© Crown copyright 2018
This publication is licensed under the terms of the Open Government Licence v3.0 except where otherwise stated. To view this licence, visit nationalarchives.gov.uk/doc/open-government-licence/version/3 or write to the Information Policy Team, The National Archives, Kew, London TW9 4DU, or email: email@example.com.
Where we have identified any third party copyright information you will need to obtain permission from the copyright holders concerned.
This publication is available at https://www.gov.uk/government/publications/revenue-and-customs-brief-6-2018-vat-exemption-for-all-domestic-service-charges/revenue-and-customs-brief-6-2018-vat-exemption-for-all-domestic-service-charges
This brief, along with VAT information sheet 07/18, explains:
- when the Extra Statutory Concession (ESC) 3.18 VAT: exemption for all domestic service charges may be applied
- what property management and similar companies must do if they have wrongly applied the concession and, as a result, not declared the correct amount of VAT due, or recovered an incorrect amount of input tax
Anyone seeking to rely on ESC 3.18 and anyone that is affected by someone who relies on it. This includes:
- property management companies
- housing associations
- property owners
- anyone offering similar services connected with residential dwellings
Customs and Excise Brief 03/94 issued February 1994 introduced ESC 3.18. The concession applies only when residential leaseholders and freeholders pay a mandatory service charge for the same common services on a common estate. Its purpose is to allow the same VAT treatment of these service charges for all of those living on the estate.
The concession came into effect from 1 April 1994. If a landlord is contractually obliged to provide services to all occupants of a common estate, they may choose to use the concession to treat these supplies, when made to a freeholder, as exempt from VAT.
Leaseholders and tenants are exempt from paying VAT on these charges as the charge is directly linked to an exempt supply of an interest in land. Freeholders do not have this link, so for them, these charges are normally taxable at the standard rate of VAT.
Landlords often use property management companies or companies offering similar services, to fulfil their legal obligations to the occupants of an estate. The property management company obtains goods and services on behalf of the landlord and charges a management fee for providing such a service.

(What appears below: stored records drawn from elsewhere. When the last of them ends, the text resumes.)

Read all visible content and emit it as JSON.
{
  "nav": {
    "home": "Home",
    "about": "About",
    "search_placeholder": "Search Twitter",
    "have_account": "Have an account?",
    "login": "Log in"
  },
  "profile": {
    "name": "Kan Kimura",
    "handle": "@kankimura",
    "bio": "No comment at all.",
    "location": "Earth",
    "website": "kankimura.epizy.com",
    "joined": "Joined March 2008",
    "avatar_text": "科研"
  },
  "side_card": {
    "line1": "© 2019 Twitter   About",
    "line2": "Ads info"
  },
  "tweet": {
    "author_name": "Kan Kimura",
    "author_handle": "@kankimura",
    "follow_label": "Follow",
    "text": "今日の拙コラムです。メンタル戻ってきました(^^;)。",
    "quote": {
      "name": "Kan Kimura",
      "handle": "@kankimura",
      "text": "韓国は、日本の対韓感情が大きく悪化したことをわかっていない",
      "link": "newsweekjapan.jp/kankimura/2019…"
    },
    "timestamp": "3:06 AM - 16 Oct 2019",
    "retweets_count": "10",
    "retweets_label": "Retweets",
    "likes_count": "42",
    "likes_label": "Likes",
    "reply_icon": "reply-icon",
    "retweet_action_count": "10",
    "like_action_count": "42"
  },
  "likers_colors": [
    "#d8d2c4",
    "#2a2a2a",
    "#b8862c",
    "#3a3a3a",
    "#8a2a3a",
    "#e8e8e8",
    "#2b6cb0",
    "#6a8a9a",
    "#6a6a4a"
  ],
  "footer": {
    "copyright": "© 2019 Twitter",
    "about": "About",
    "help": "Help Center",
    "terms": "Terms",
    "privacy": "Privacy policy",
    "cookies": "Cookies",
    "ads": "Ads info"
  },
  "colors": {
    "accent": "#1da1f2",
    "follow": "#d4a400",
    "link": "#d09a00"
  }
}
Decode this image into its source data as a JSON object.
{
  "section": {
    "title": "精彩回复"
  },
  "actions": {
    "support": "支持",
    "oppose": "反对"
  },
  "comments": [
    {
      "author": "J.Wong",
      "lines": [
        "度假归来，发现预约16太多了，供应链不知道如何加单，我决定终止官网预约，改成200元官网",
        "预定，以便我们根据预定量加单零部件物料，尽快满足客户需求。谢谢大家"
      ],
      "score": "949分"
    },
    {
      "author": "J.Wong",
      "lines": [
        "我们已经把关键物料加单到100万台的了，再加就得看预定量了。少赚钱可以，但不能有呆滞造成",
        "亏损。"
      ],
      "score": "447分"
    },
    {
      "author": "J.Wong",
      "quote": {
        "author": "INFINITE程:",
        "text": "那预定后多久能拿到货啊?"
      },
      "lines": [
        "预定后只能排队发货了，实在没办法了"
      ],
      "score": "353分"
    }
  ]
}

This management fee is taxable at the standard rate of VAT and is not covered by ESC 3.18. Property management companies, or similar, cannot use the concession.
The Upper Tribunal (Lands Chamber) decision of 15 September 2015 in the case of Mrs Janine Ingram (2015) UKUT 0495(LC) confirmed HMRC’s view of how the concession operates.
HMRC knows of a number of property management and similar service companies who provide goods and services to landlords of residential buildings, but are not correctly accounting for VAT. These companies cannot use the concession to:
- treat their supplies as if made to the occupant rather than the landlord
- recharge costs borne on behalf of the landlord, back to the landlord
- recharge staff or personnel costs to the landlord
4. Action needed
From 1 November 2018, all property management companies, and companies supplying similar goods and services in similar situations, who have not correctly applied ESC 3.18, must correctly account for VAT, as explained in VAT information sheet 07/18.
The content of this brief, VAT information sheet 07/18 and updated section 12 of Land and property (VAT Notice 742) cancels and replaces any guidance or advice that HMRC has previously provided on this subject.
5. Further information
VAT information sheet 07/18 provides guidance on:
- applying ESC 3.18 on or after 1 November 2018
- the direction of a supply made by the various parties and the relevant liability of that supply
- common scenarios that arise when you apply ESC 3.18
See updated section 12 of Land and property (VAT Notice 742) for further guidance.
If you require further help contact the VAT: general enquiries helpline.